With historic cuts to many areas of criminal work, what do you feel the future holds for your practice now the Government has approved an increase?
It means that my practice is just about sustainable.
What is more important is that the review body recommends and is listened to. Historically, we at the Criminal Bar have had to strike for anything. It is my sincere hope that the review body may avoid that.
At the same time, it is foolish to think that earnings will go back to a relative position of where they were in the 1980s / 1990s etc.
In truth, the Criminal Bar probably earned too much back then. However, and as is so often the case, the pendulum has now swung too far. 15% and the ‘bolt-ons’ are taking us back in the right direction. It is a start, but it has to be a foundation upon which future increments are built.
How important do you think it is for practitioners to work as a team when attracting clients?
Yes, we must work as a team. But we must not lose sight of our individualities. What is a good fit for one professional client may not be for another. Part of our strength is our diversity.
What has been the best professional advice you’ve been given?
Don’t let your work overtake your life.
What guidance would you give the junior Bar in your areas of specialism?
Firstly, the same advice that I was given.
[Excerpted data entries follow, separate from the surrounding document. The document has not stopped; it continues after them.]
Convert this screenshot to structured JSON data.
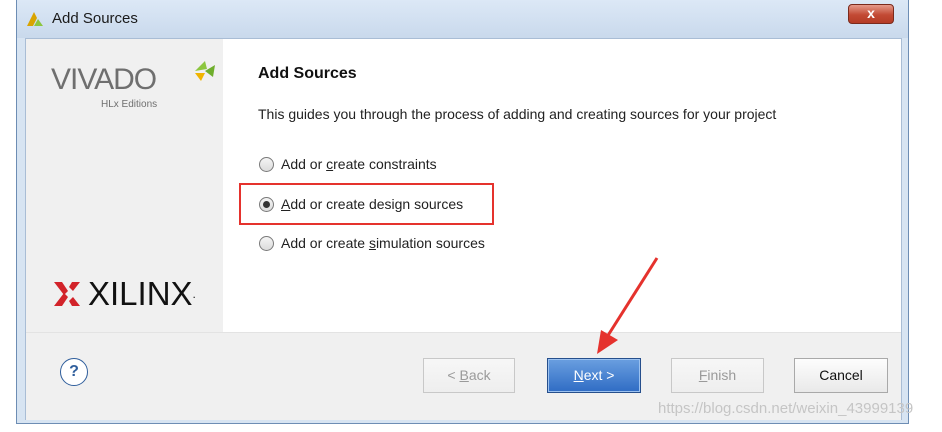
{
  "window": {
    "title": "Add Sources",
    "close_label": "x"
  },
  "branding": {
    "product": "VIVADO",
    "edition": "HLx Editions",
    "vendor": "XILINX"
  },
  "page": {
    "heading": "Add Sources",
    "description": "This guides you through the process of adding and creating sources for your project"
  },
  "options": [
    {
      "label_pre": "Add or ",
      "label_u": "c",
      "label_post": "reate constraints",
      "selected": false
    },
    {
      "label_pre": "",
      "label_u": "A",
      "label_post": "dd or create design sources",
      "selected": true
    },
    {
      "label_pre": "Add or create ",
      "label_u": "s",
      "label_post": "imulation sources",
      "selected": false
    }
  ],
  "buttons": {
    "help": "?",
    "back_prefix": "< ",
    "back_u": "B",
    "back_rest": "ack",
    "next_u": "N",
    "next_rest": "ext >",
    "finish_u": "F",
    "finish_rest": "inish",
    "cancel": "Cancel"
  },
  "watermark": "https://blog.csdn.net/weixin_43999139",
  "colors": {
    "highlight": "#e5322d",
    "arrow": "#e5322d",
    "primary_button": "#2f6cc4",
    "vivado_leaf": "#8cc63f"
  }
}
Then:
1. You won’t ‘win’ every case in that you won’t get the verdict your professional or lay client wants but, you will have ‘won’ if you leave court knowing that you did your best for you client.
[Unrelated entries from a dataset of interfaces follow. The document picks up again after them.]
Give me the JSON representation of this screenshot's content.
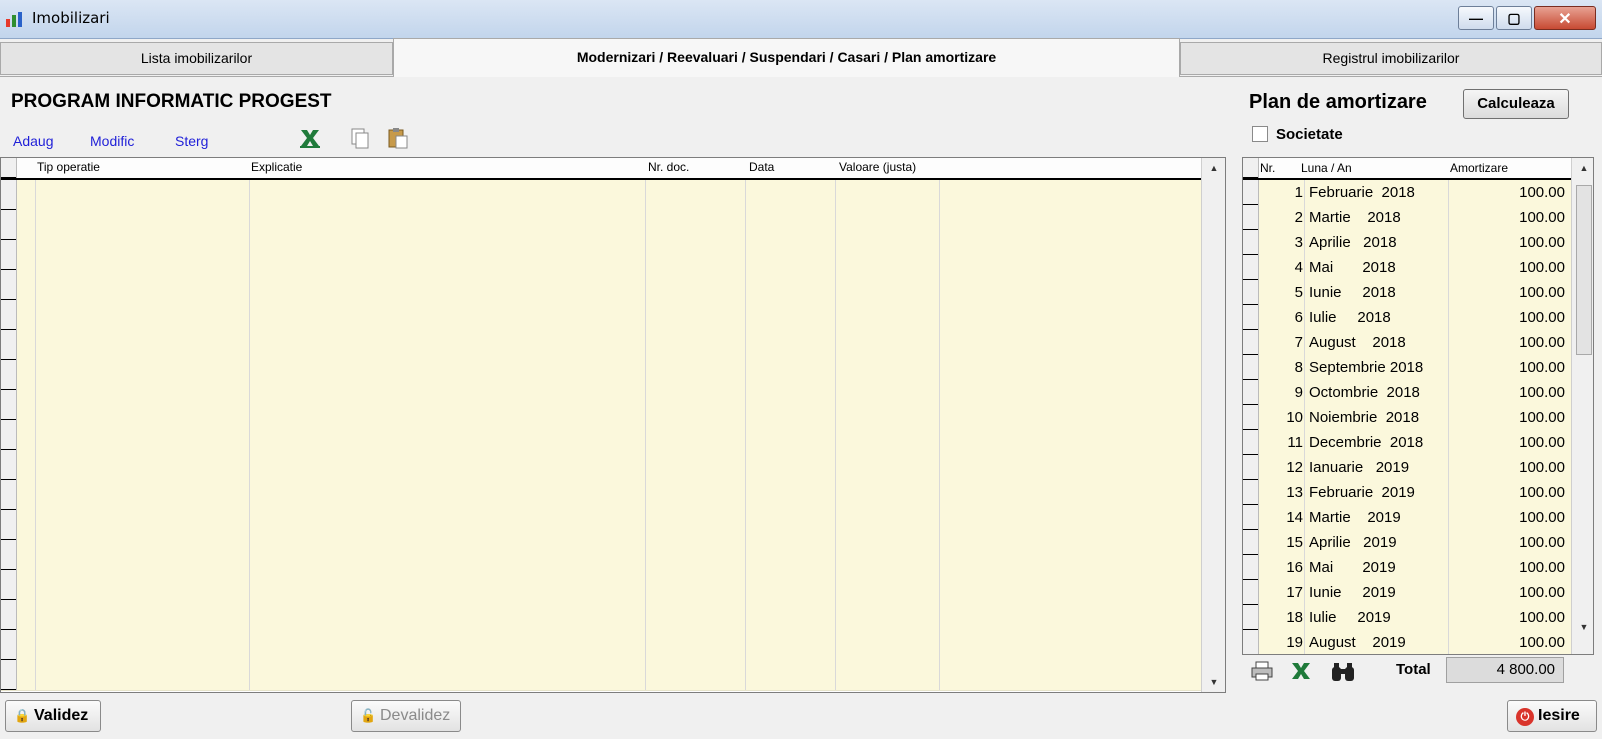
{
  "window": {
    "title": "Imobilizari",
    "minimize_glyph": "—",
    "maximize_glyph": "▢",
    "close_glyph": "✕"
  },
  "tabs": [
    {
      "label": "Lista imobilizarilor",
      "active": false
    },
    {
      "label": "Modernizari / Reevaluari / Suspendari / Casari / Plan amortizare",
      "active": true
    },
    {
      "label": "Registrul imobilizarilor",
      "active": false
    }
  ],
  "company": "PROGRAM INFORMATIC PROGEST",
  "toolbar": {
    "add": "Adaug",
    "edit": "Modific",
    "delete": "Sterg",
    "icons": [
      "excel-icon",
      "copy-icon",
      "paste-icon"
    ]
  },
  "operations_grid": {
    "columns": [
      "Tip operatie",
      "Explicatie",
      "Nr. doc.",
      "Data",
      "Valoare (justa)"
    ],
    "rows": []
  },
  "plan": {
    "title": "Plan de amortizare",
    "calculate_label": "Calculeaza",
    "society_label": "Societate",
    "society_checked": false,
    "columns": [
      "Nr.",
      "Luna / An",
      "Amortizare"
    ],
    "rows": [
      {
        "nr": "1",
        "luna": "Februarie  2018",
        "amortizare": "100.00"
      },
      {
        "nr": "2",
        "luna": "Martie    2018",
        "amortizare": "100.00"
      },
      {
        "nr": "3",
        "luna": "Aprilie   2018",
        "amortizare": "100.00"
      },
      {
        "nr": "4",
        "luna": "Mai       2018",
        "amortizare": "100.00"
      },
      {
        "nr": "5",
        "luna": "Iunie     2018",
        "amortizare": "100.00"
      },
      {
        "nr": "6",
        "luna": "Iulie     2018",
        "amortizare": "100.00"
      },
      {
        "nr": "7",
        "luna": "August    2018",
        "amortizare": "100.00"
      },
      {
        "nr": "8",
        "luna": "Septembrie 2018",
        "amortizare": "100.00"
      },
      {
        "nr": "9",
        "luna": "Octombrie  2018",
        "amortizare": "100.00"
      },
      {
        "nr": "10",
        "luna": "Noiembrie  2018",
        "amortizare": "100.00"
      },
      {
        "nr": "11",
        "luna": "Decembrie  2018",
        "amortizare": "100.00"
      },
      {
        "nr": "12",
        "luna": "Ianuarie   2019",
        "amortizare": "100.00"
      },
      {
        "nr": "13",
        "luna": "Februarie  2019",
        "amortizare": "100.00"
      },
      {
        "nr": "14",
        "luna": "Martie    2019",
        "amortizare": "100.00"
      },
      {
        "nr": "15",
        "luna": "Aprilie   2019",
        "amortizare": "100.00"
      },
      {
        "nr": "16",
        "luna": "Mai       2019",
        "amortizare": "100.00"
      },
      {
        "nr": "17",
        "luna": "Iunie     2019",
        "amortizare": "100.00"
      },
      {
        "nr": "18",
        "luna": "Iulie     2019",
        "amortizare": "100.00"
      },
      {
        "nr": "19",
        "luna": "August    2019",
        "amortizare": "100.00"
      }
    ],
    "total_label": "Total",
    "total_value": "4 800.00",
    "footer_icons": [
      "print-icon",
      "excel-icon",
      "binoculars-icon"
    ]
  },
  "buttons": {
    "validate": "Validez",
    "invalidate": "Devalidez",
    "exit": "Iesire"
  },
  "colors": {
    "row_bg": "#fbf8dc",
    "link": "#1f1fd8",
    "exit_icon": "#d9342b"
  }
}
2. Don’t put pressure on yourself. Easy to say, I know.
3. Remember you are dealing with real people and their lives. Often, they have vulnerabilities and therefore rely on you to advise, assist and represent, which is a privilege. Never lose sight of that.
4. Finally, put your case well and thoroughly, but don’t ask questions that you don’t have to.
Away from the pressures of work, how do you like to unwind?
I work to live not live to work. I keep my private life very separate from the Bar.
Anyone who is considering coming to the Criminal Bar is more than welcome to contact Westgate Chambers to find out more about the opportunities we provide.